*EXERCISE*: Taking the lines below one at a time, count those with the string "Clone" and give the result alone.

*EXERCISE MATERIALS*:

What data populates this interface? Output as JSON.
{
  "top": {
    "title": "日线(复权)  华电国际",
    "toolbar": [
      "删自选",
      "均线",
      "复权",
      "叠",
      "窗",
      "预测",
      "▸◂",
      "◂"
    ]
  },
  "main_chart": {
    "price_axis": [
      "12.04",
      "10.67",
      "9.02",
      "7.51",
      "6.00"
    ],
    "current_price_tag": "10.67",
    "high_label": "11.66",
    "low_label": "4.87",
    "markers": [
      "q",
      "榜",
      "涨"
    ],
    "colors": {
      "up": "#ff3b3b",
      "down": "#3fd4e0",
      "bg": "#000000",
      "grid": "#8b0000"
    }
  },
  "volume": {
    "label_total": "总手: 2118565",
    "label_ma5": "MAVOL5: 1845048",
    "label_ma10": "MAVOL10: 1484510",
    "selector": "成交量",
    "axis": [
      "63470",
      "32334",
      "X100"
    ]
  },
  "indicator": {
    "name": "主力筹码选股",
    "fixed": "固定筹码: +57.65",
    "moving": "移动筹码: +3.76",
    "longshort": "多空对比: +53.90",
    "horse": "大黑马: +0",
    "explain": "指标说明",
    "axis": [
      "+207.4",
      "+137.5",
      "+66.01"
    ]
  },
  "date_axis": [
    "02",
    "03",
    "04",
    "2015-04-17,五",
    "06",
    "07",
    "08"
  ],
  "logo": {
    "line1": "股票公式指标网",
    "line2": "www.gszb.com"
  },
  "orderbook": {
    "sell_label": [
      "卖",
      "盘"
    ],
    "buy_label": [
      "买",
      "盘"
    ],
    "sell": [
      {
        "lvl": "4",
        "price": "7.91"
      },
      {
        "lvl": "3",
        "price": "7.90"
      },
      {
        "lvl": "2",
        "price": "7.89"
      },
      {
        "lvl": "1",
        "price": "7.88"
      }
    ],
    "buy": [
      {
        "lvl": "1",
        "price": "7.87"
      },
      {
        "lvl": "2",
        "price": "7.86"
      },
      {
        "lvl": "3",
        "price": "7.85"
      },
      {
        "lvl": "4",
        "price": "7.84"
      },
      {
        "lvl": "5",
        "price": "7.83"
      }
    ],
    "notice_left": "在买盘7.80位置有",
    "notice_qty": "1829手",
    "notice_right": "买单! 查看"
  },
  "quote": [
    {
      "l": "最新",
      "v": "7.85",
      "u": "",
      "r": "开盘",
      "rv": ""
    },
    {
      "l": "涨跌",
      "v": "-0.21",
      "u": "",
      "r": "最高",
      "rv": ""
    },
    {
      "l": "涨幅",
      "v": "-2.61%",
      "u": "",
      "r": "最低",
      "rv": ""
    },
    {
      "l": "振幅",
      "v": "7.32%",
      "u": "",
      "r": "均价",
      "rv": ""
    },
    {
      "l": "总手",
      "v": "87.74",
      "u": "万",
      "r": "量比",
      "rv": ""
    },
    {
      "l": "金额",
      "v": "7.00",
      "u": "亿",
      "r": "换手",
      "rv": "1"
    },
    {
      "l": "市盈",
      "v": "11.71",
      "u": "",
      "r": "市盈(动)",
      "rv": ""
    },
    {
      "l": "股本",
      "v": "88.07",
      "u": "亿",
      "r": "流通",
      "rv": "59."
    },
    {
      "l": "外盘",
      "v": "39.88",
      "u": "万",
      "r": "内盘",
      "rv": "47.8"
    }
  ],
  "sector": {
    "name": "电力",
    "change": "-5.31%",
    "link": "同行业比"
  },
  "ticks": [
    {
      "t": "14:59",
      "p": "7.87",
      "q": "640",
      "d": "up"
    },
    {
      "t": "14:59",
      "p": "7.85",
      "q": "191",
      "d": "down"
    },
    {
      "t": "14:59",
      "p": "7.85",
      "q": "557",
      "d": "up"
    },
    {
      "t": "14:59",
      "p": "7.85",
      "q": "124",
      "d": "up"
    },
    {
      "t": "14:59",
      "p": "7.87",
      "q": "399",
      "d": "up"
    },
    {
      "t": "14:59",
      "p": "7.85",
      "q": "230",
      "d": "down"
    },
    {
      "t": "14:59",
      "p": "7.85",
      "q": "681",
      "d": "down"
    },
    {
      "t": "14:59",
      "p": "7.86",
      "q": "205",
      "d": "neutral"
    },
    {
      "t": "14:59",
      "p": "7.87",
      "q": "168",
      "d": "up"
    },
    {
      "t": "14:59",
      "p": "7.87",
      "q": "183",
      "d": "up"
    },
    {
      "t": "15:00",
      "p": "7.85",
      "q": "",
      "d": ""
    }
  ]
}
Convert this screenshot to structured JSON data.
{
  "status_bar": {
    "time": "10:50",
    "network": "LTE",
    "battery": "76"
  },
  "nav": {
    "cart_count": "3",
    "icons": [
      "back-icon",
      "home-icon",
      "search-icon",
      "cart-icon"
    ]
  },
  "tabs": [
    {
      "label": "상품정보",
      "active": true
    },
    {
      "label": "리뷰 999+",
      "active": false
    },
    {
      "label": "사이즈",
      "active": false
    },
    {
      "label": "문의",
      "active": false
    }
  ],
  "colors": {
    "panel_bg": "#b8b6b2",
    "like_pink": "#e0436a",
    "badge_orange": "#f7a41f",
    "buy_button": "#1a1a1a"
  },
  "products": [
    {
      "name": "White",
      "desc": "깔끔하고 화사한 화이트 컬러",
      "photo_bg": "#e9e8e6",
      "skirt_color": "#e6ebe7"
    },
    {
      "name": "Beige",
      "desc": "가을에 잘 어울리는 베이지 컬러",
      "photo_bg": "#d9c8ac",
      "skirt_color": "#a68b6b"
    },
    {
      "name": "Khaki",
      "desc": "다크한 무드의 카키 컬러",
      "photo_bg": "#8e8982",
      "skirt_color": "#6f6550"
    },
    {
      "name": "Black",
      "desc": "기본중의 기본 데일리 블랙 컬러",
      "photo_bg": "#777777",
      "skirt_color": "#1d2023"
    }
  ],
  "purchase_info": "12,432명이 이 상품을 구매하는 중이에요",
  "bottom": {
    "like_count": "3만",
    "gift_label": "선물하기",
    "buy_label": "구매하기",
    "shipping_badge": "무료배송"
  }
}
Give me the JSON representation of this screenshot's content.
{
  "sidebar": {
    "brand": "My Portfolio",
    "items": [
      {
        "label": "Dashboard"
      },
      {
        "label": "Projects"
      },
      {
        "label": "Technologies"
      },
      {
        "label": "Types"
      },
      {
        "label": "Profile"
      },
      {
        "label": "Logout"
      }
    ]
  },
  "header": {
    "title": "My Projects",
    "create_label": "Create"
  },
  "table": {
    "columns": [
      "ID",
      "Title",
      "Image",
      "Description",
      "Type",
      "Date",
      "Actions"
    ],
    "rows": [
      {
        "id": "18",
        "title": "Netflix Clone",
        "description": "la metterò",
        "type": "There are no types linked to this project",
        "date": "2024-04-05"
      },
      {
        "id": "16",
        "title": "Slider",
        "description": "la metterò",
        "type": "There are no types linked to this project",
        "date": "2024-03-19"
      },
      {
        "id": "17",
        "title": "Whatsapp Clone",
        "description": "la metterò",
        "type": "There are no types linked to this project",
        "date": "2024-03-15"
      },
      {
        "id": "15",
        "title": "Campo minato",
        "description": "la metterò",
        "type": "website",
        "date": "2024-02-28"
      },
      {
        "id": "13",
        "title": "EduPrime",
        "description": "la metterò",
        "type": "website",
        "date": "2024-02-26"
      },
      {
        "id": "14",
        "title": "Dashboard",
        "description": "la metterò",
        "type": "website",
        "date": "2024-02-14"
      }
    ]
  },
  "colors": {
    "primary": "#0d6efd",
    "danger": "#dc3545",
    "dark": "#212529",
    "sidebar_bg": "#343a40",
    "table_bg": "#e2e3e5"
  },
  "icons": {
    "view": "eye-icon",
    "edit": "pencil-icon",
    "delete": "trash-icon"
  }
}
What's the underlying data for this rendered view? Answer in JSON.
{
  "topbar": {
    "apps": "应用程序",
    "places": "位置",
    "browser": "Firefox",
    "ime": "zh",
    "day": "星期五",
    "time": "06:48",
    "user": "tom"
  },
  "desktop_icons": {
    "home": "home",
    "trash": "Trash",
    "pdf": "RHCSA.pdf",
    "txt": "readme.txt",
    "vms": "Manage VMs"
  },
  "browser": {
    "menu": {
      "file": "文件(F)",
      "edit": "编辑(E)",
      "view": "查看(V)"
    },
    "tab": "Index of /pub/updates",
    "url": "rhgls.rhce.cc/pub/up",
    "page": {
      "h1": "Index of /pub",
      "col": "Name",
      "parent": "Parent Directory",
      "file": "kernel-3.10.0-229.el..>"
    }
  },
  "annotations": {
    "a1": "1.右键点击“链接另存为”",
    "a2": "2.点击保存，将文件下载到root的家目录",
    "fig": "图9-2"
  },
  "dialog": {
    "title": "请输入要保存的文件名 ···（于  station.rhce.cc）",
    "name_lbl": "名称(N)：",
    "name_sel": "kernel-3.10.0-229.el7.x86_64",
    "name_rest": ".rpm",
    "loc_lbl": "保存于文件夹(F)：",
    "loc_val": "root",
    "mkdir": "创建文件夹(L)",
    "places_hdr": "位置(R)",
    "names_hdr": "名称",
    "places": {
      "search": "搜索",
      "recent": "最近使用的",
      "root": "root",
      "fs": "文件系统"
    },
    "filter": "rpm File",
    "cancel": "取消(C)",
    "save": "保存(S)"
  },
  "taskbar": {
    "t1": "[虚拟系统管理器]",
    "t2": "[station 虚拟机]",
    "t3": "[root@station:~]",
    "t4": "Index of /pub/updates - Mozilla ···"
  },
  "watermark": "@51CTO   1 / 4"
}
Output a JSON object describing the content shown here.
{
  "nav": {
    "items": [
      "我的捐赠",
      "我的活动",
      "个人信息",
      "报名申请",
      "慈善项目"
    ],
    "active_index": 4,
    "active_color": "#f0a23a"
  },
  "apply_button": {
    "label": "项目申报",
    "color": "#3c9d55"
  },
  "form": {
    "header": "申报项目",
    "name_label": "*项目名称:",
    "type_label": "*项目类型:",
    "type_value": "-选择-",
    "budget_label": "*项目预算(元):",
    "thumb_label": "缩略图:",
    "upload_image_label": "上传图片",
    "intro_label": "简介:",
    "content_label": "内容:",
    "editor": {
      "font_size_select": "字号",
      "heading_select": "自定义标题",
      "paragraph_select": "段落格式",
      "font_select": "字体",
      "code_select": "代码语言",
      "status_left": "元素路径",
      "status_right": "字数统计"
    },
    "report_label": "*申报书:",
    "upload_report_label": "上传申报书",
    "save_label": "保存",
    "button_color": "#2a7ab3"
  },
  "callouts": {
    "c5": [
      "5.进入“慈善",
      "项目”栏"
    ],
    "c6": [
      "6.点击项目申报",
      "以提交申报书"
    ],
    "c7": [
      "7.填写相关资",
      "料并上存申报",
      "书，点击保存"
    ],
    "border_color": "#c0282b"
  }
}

*EXERCISE ANSWER*: 2